It wasn’t just my early years either, it was the entirety of my childhood. And probably then some.

I actually had quite a few friends as a teenager. The majority were in fact girls, but still I whisked myself away as often as I could. And I wish I meant that in a stared-off-into-the-distance-daydreaming kind of way. No, I was running and jumping and wielding and vanquishing and yelling and conversing.

I quit with the sound effects after a couple very embarrassing instances and kept the conversing down to times when I was alone, but I still couldn’t give up the escape from reality.

Eventually, I had responsibilities and relationships and things that generally ground a person into reality. Things that we associate with the trappings of adulthood. So, knowing I couldn’t live in those places any longer, I escaped instead into the more “legitimate” fantasies of video games.

But those other places never really went away. The fantasy land wouldn’t die. I knew I couldn’t live there anymore, but I would watch through the window of my mind as often as I could. I could still escape.

Even now, with wife, children, career… I legitimize it by being a writer. But really, I’m just looking into those places and recording some of the things that happen. I’m still escaping to those other worlds, still going on adventures. I just tell people that I’m writing.

And if you hear me talking at my desk, I’m just working out a bit of dialogue.

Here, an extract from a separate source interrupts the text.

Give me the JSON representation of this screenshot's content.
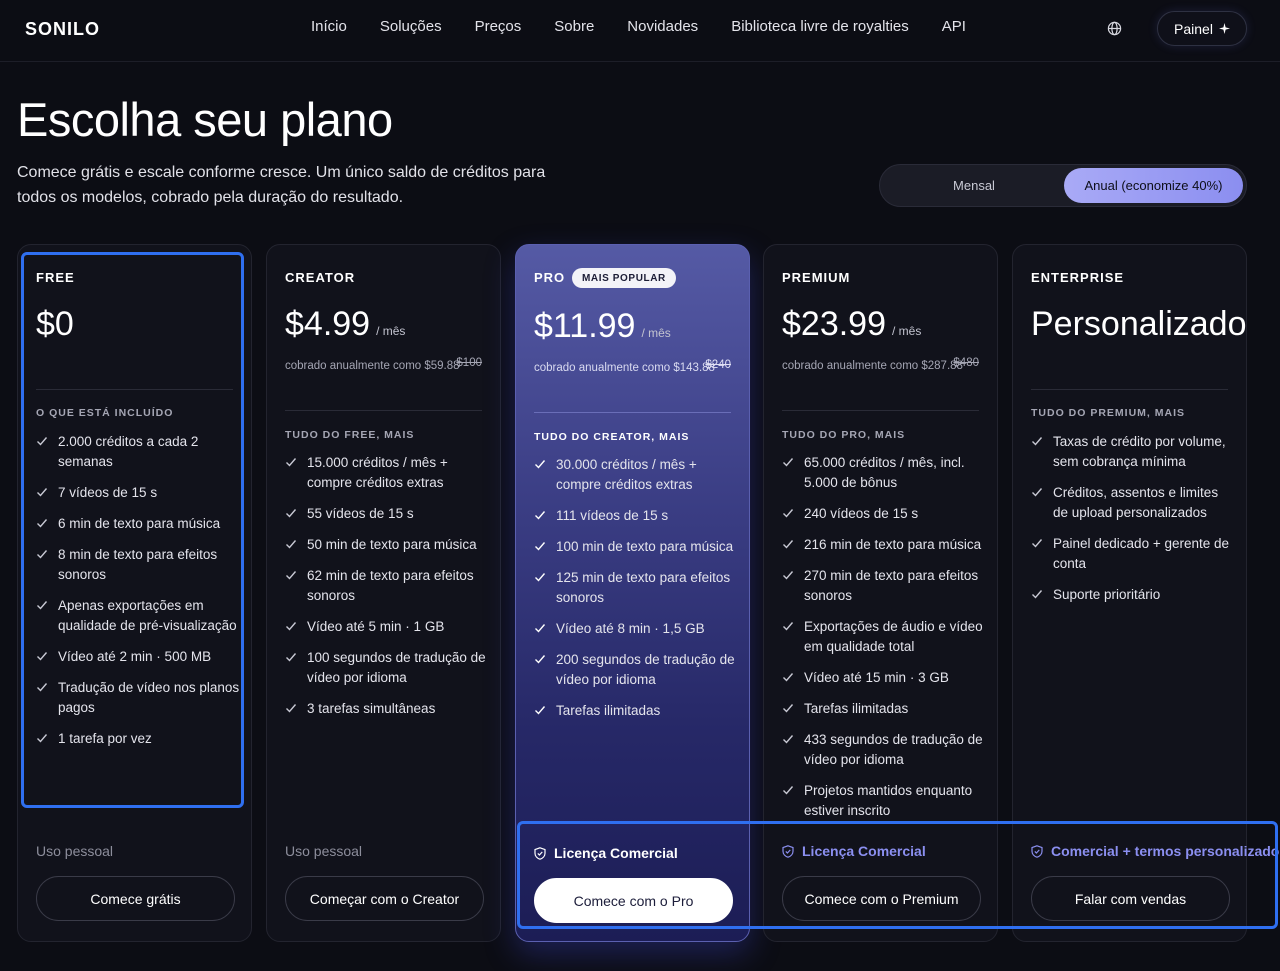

Now go out because I can’t swing the Shard of the Whispering with you in the way. It’ll disembody you with a single touch.